After unveiling the 15 finalists in April, the Strong National Museum of Play announced the inaugural inductees at an event in Rochester, NY this morning. Those six games are Pong, Pac-Man, Super Mario Bros., Tetris, DOOM and World of Warcraft.
For those of you keeping score at home, that means Angry Birds, FIFA, The Legend of Zelda, Minecraft, The Oregon Trail, Pokémon, The Sims, Sonic the Hedgehog and Space Invaders didn't make the cut this year.
Our own informal poll / popularity contest put the top six this way: Super Mario Bros. (20%), The Legend of Zelda (15%), World of Warcraft (12%), Doom (11%), Pokémon (10%) and Tetris (5%).
We have images of and information about the inductees below, provided by The Strong.
By most measures of popular impact, Pong (1972) launched the video game industry. A simple game involving two paddles and a ball, Pong introduced millions to the joys of playing video games. Although it was not the first electronic game, and the Magnavox Odyssey home console already featured a similar tennis game, Pong was the first game to grab wide-scale public attention. Its success propelled Atari into a preeminent role in the video game industry. Decades after its launch, Pong’s iconic sound, intuitive controls, and satisfying game play still resonate, inviting people to try their hand at keeping the ball bouncing as long as possible.
Pac-Man, which debuted in 1980, pushed video games forward as a mass cultural phenomenon. The simple maze game captured the imagination of millions of people and became the best-selling arcade video game ever. At the same time, Pac-Man himself became the first iconic ambassador of the video game era—at once symbolizing video gaming and transcending it as he crossed over into mass culture. The game launched the first massive video game licensing craze, spurring the sale of home consoles, handheld devices, toys, clothing, and even housewares. Since its release, Pac-Man and its many variations and sequels have munched their way into countless arcades, homes, and new digital spaces.
Created by legendary game designer Shigeru Miyamoto, Super Mario Bros. jumped onto the scene in 1985, quickly becoming one of the most recognizable games ever. Mario first appeared as Jumpman in the arcade game Donkey Kong but gained icon status through Super Mario Bros. Mario’s infectious, upbeat personality helped reinvigorate the struggling video game market. Since his introduction, the character of Mario has appeared in more than 200 games and on every Nintendo console ever created. Mario himself not only became the face of Nintendo, but also the face of the video game industry as a whole.

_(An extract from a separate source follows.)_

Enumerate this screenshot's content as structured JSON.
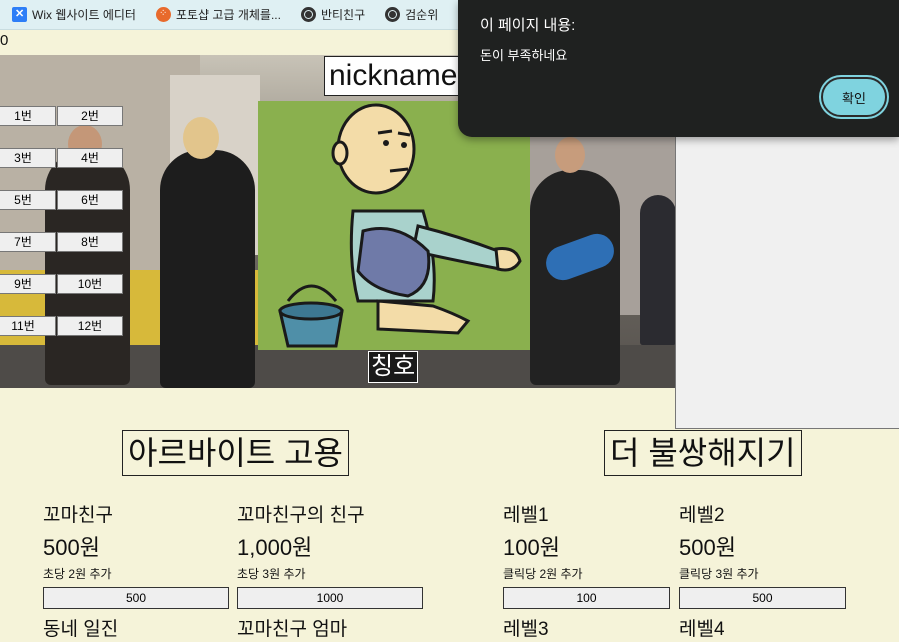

Tetris sprang from the Soviet Union in 1984 and spread to other Eastern European countries. In 1987, Tetris launched on PCs in North America and Europe. A rollicking Russian folk tune gave it an unforgettable soundtrack. And when the Japanese video game developer Nintendo packaged it with the debut of the Game Boy handheld system in 1989, it traveled to every corner of the globe, selling hundreds of millions of copies across a variety of platforms. It’s become such a cultural icon that the game has even been projected on the sides of buildings gracing the skylines of cities around the world.
DOOM exploded onto the video game landscape in 1993 and helped shape the course of gaming history by introducing the idea of a game "engine" (separating the game’s basic functions from other aspects, such as artwork), encouraging multiplayer interaction, and popularizing the first-person shooter genre. DOOM was a commercial success, but its most important legacy is the impact that it has had on the form, function, feel, and perception of so many games that followed, such as Half-Life and Halo. DOOM also became a highly visible symbol of the widespread debate over the role of games and violence in society that emerged in the 1990s.
By bringing tens of millions of people together in a compelling virtual universe, World of Warcraft continues to reshape the way people think about their online lives and communities. In this "massively multiplayer online role-playing game" (MMORPG), players create unique virtual avatars to represent themselves as they explore an open, constantly evolving world. After its release by Blizzard Entertainment in 2004, World of Warcraft became the largest and best-selling MMORPG ever created. As of February 2015, the game boasted more than 10 million subscribers — only slightly reduced from its peak of 12 million in October 2010 — with 100 million accounts created since the game’s release.